 Safety, security, medical, and discipline:

Almost all the programs follow the safety regulations set forth by MASA and the Israeli Ministry of Education. But what about free time? Are students allowed to go out at night? Is there a curfew? What about spending Shabbat in friends’ apartments? To be honest, one of the most difficult inhibitors to religious growth is the unsupervised time spent in parents’ apartments. One parent told me that his son, who had attended an Israeli Yeshivat Hesder program, felt that access to the family apartment ruined his academic experience since, once in the apartment, with all of its amenities, he didn’t want to leave.

What is the school’s policy regarding drinking, drugs, electricity on Shabbat, dress code, curfew, and other violations? How strict or lenient is the school regarding what the students do during their free time and how will the administration react to students who violate the school’s policies? Will the faculty know if a student is sleeping in all day and not attending classes or other parts of the program? If so, what do they do about it?

What medical options are available? If a student is sick or hurt, who takes care of the student and who accompanies him or her to the emergency room? Will it be a (young) madrich or a senior administrator? How will parents know what is happening on a regular basis and how open are the lines of communication?  Does a doctor visit the institution? Does the seminary or yeshiva pay attention to eating disorders, which are a common danger for students living away from home for the first time. What about other mental health issues?

What protocols are in place to deal with abuse — sexual or otherwise? Is the issue dealt with in an appropriate manner?

In general how often does the school communicate with parents?

Some institutions are more hands-off while others are more hands on.

Will someone know and care for your child?

 Educational goals:

What type of educational program is offered? Traditionally, seminaries offered a broad curriculum while yeshivot concentrate on Talmud.  Is it mostly traditional Talmud or does the yeshiva cover more subjects?

Things are changing. So ask: how much of any topic is taught?

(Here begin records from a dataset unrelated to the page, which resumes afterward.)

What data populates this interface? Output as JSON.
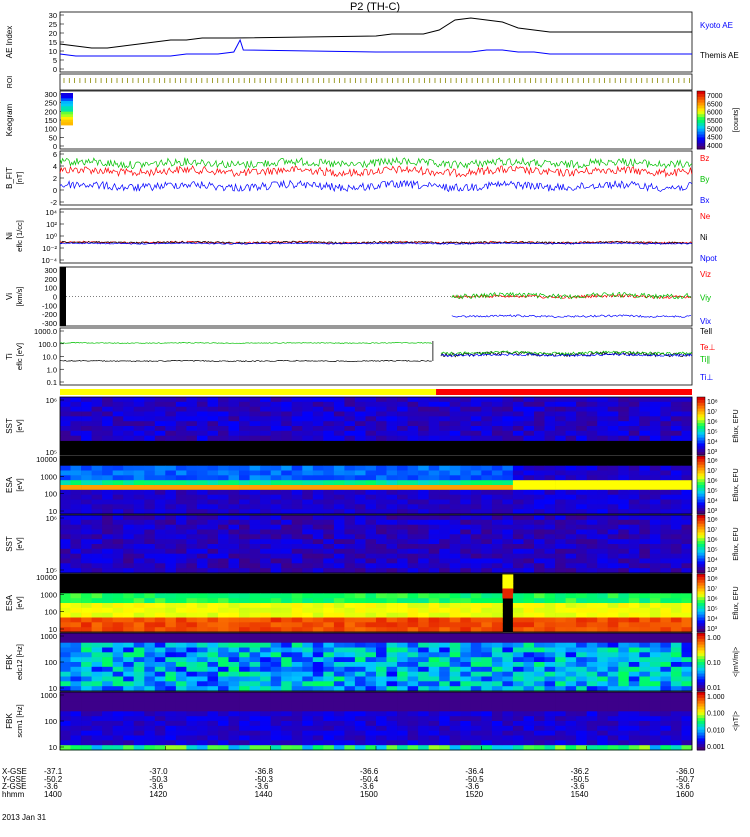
{
  "title": "P2 (TH-C)",
  "footer": {
    "rows": [
      {
        "label": "X-GSE",
        "values": [
          "-37.1",
          "-37.0",
          "-36.8",
          "-36.6",
          "-36.4",
          "-36.2",
          "-36.0"
        ]
      },
      {
        "label": "Y-GSE",
        "values": [
          "-50.2",
          "-50.3",
          "-50.3",
          "-50.4",
          "-50.5",
          "-50.5",
          "-50.7"
        ]
      },
      {
        "label": "Z-GSE",
        "values": [
          "-3.6",
          "-3.6",
          "-3.6",
          "-3.6",
          "-3.6",
          "-3.6",
          "-3.6"
        ]
      },
      {
        "label": "hhmm",
        "values": [
          "1400",
          "1420",
          "1440",
          "1500",
          "1520",
          "1540",
          "1600"
        ]
      }
    ],
    "date": "2013 Jan 31"
  },
  "chart_data": [
    {
      "type": "line",
      "ylabel": "AE Index",
      "yticks": [
        "30",
        "25",
        "20",
        "15",
        "10",
        "5",
        "0"
      ],
      "ylim": [
        0,
        30
      ],
      "series": [
        {
          "name": "Kyoto AE",
          "color": "#000000",
          "x": [
            1400,
            1405,
            1410,
            1415,
            1420,
            1425,
            1430,
            1435,
            1440,
            1445,
            1450,
            1455,
            1500,
            1505,
            1510,
            1515,
            1520,
            1525,
            1530,
            1535,
            1540,
            1545,
            1550,
            1555,
            1600
          ],
          "y": [
            14,
            13,
            12,
            12,
            13,
            14,
            15,
            16,
            16,
            17,
            17,
            17,
            18,
            19,
            19,
            19,
            21,
            26,
            27,
            26,
            25,
            22,
            21,
            20,
            20
          ]
        },
        {
          "name": "Themis AE",
          "color": "#0000ff",
          "x": [
            1400,
            1405,
            1410,
            1415,
            1420,
            1425,
            1430,
            1435,
            1440,
            1445,
            1450,
            1455,
            1456,
            1457,
            1458,
            1500,
            1505,
            1510,
            1515,
            1520,
            1525,
            1530,
            1535,
            1540,
            1545,
            1550,
            1555,
            1600
          ],
          "y": [
            9,
            8,
            8,
            8,
            8,
            8,
            8,
            8,
            9,
            9,
            9,
            10,
            13,
            16,
            11,
            10,
            10,
            10,
            10,
            10,
            10,
            10,
            11,
            11,
            10,
            10,
            9,
            9
          ]
        }
      ]
    },
    {
      "type": "table",
      "ylabel": "ROI"
    },
    {
      "type": "heatmap",
      "ylabel": "Keogram",
      "yticks": [
        "300",
        "250",
        "200",
        "150",
        "100",
        "50",
        "0"
      ],
      "colorbar": {
        "ticks": [
          "7000",
          "6500",
          "6000",
          "5500",
          "5000",
          "4500",
          "4000"
        ],
        "label": "[counts]"
      }
    },
    {
      "type": "line",
      "ylabel": "B_FIT",
      "yunit": "[nT]",
      "yticks": [
        "6",
        "4",
        "2",
        "0",
        "-2"
      ],
      "ylim": [
        -2,
        6
      ],
      "series": [
        {
          "name": "Bz",
          "color": "#ff0000",
          "y": [
            3.0
          ]
        },
        {
          "name": "By",
          "color": "#00c000",
          "y": [
            4.2
          ]
        },
        {
          "name": "Bx",
          "color": "#0000ff",
          "y": [
            0.8
          ]
        }
      ]
    },
    {
      "type": "line",
      "ylabel": "Ni",
      "yunit": "eflc [1/cc]",
      "yticks": [
        "10⁴",
        "10²",
        "10⁰",
        "10⁻²",
        "10⁻⁴"
      ],
      "series": [
        {
          "name": "Ne",
          "color": "#ff0000"
        },
        {
          "name": "Ni",
          "color": "#000000"
        },
        {
          "name": "Npot",
          "color": "#0000ff"
        }
      ]
    },
    {
      "type": "line",
      "ylabel": "Vi",
      "yunit": "[km/s]",
      "yticks": [
        "300",
        "200",
        "100",
        "0",
        "-100",
        "-200",
        "-300"
      ],
      "ylim": [
        -300,
        300
      ],
      "series": [
        {
          "name": "Viz",
          "color": "#ff0000"
        },
        {
          "name": "Viy",
          "color": "#00c000"
        },
        {
          "name": "Vix",
          "color": "#0000ff"
        }
      ]
    },
    {
      "type": "line",
      "ylabel": "Ti",
      "yunit": "eflc [eV]",
      "yticks": [
        "1000.0",
        "100.0",
        "10.0",
        "1.0",
        "0.1"
      ],
      "series": [
        {
          "name": "Tell",
          "color": "#000000"
        },
        {
          "name": "Te⊥",
          "color": "#ff0000"
        },
        {
          "name": "Ti∥",
          "color": "#00c000"
        },
        {
          "name": "Ti⊥",
          "color": "#0000ff"
        }
      ]
    },
    {
      "type": "heatmap",
      "ylabel": "SST",
      "yunit": "[eV]",
      "yticks": [
        "10⁶",
        "10⁵"
      ],
      "colorbar": {
        "ticks": [
          "10⁸",
          "10⁷",
          "10⁶",
          "10⁵",
          "10⁴",
          "10³"
        ],
        "label": "Eflux, EFU"
      }
    },
    {
      "type": "heatmap",
      "ylabel": "ESA",
      "yunit": "[eV]",
      "yticks": [
        "10000",
        "1000",
        "100",
        "10"
      ],
      "colorbar": {
        "ticks": [
          "10⁸",
          "10⁷",
          "10⁶",
          "10⁵",
          "10⁴",
          "10³"
        ],
        "label": "Eflux, EFU"
      }
    },
    {
      "type": "heatmap",
      "ylabel": "SST",
      "yunit": "[eV]",
      "yticks": [
        "10⁶",
        "10⁵"
      ],
      "colorbar": {
        "ticks": [
          "10⁸",
          "10⁷",
          "10⁶",
          "10⁵",
          "10⁴",
          "10³"
        ],
        "label": "Eflux, EFU"
      }
    },
    {
      "type": "heatmap",
      "ylabel": "ESA",
      "yunit": "[eV]",
      "yticks": [
        "10000",
        "1000",
        "100",
        "10"
      ],
      "colorbar": {
        "ticks": [
          "10⁸",
          "10⁷",
          "10⁶",
          "10⁵",
          "10⁴",
          "10³"
        ],
        "label": "Eflux, EFU"
      }
    },
    {
      "type": "heatmap",
      "ylabel": "FBK",
      "yunit": "edc12 [Hz]",
      "yticks": [
        "1000",
        "100",
        "10"
      ],
      "colorbar": {
        "ticks": [
          "1.00",
          "0.10",
          "0.01"
        ],
        "label": "<|mV/m|>"
      }
    },
    {
      "type": "heatmap",
      "ylabel": "FBK",
      "yunit": "scm1 [Hz]",
      "yticks": [
        "1000",
        "100",
        "10"
      ],
      "colorbar": {
        "ticks": [
          "1.000",
          "0.100",
          "0.010",
          "0.001"
        ],
        "label": "<|nT|>"
      }
    }
  ],
  "colors": {
    "kyoto": "#000000",
    "themis": "#0000ff",
    "red": "#ff0000",
    "green": "#00c000",
    "blue": "#0000ff",
    "yellow": "#ffff00"
  }
}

Ask for the actual class schedule so you can compare apples to apples. How long is the day? What happens with students who cannot handle the length or intensity of the academic program?

Two yeshivot might say they offer Tanach classes whereas one may offer it one or two hours a week and another much more often. The same goes for seminaries. If Talmud is important to you – is it important to the teachers in the seminary? Do they teach on a similar level to men’s yeshivot? If not, why not? Do they have trained people teaching each subject? Just as not everyone is trained in Talmud so too not everyone is trained in Tanach. What is important to you?

What types of guest speakers and seminars are offered?

Basically, is the curriculum and approach focused or broad?  Each style has its benefits and detriments. What is important to you?

In other words, what does the seminary or yeshiva actually teach and what can a student expect to learn over the course of the academic year?

 Should the student attend or go straight to college:

This is a complex question. The gap year isn’t for everyone. However, in my experience, students who spend a year in yeshiva or seminary leave having gained in innumerable ways.  Not only do students have the chance to develop religiously and think deeply and seriously about their future but they also have the opportunity to create lifelong friendships which will stay with them in college and in the years to come.

The choice of if and where to study in Israel is an important one which shouldn’t be taken lightly. Armed with the appropriate information, the year can be a life-changing experience.

About the Author
Rabbi Berman is the Associate Director at Yeshivat Eretz HaTzvi. In addition, he has held numerous posts in education from the high school level through adult education. He founded the Jewish Learning Initiative (JLI) at Brandeis University and served as rabbinic advisory to the Orthodox community there for several years. Previously, he was a RaM at Midreshet Lindenbaum where he also served as the Rav of the dormitory.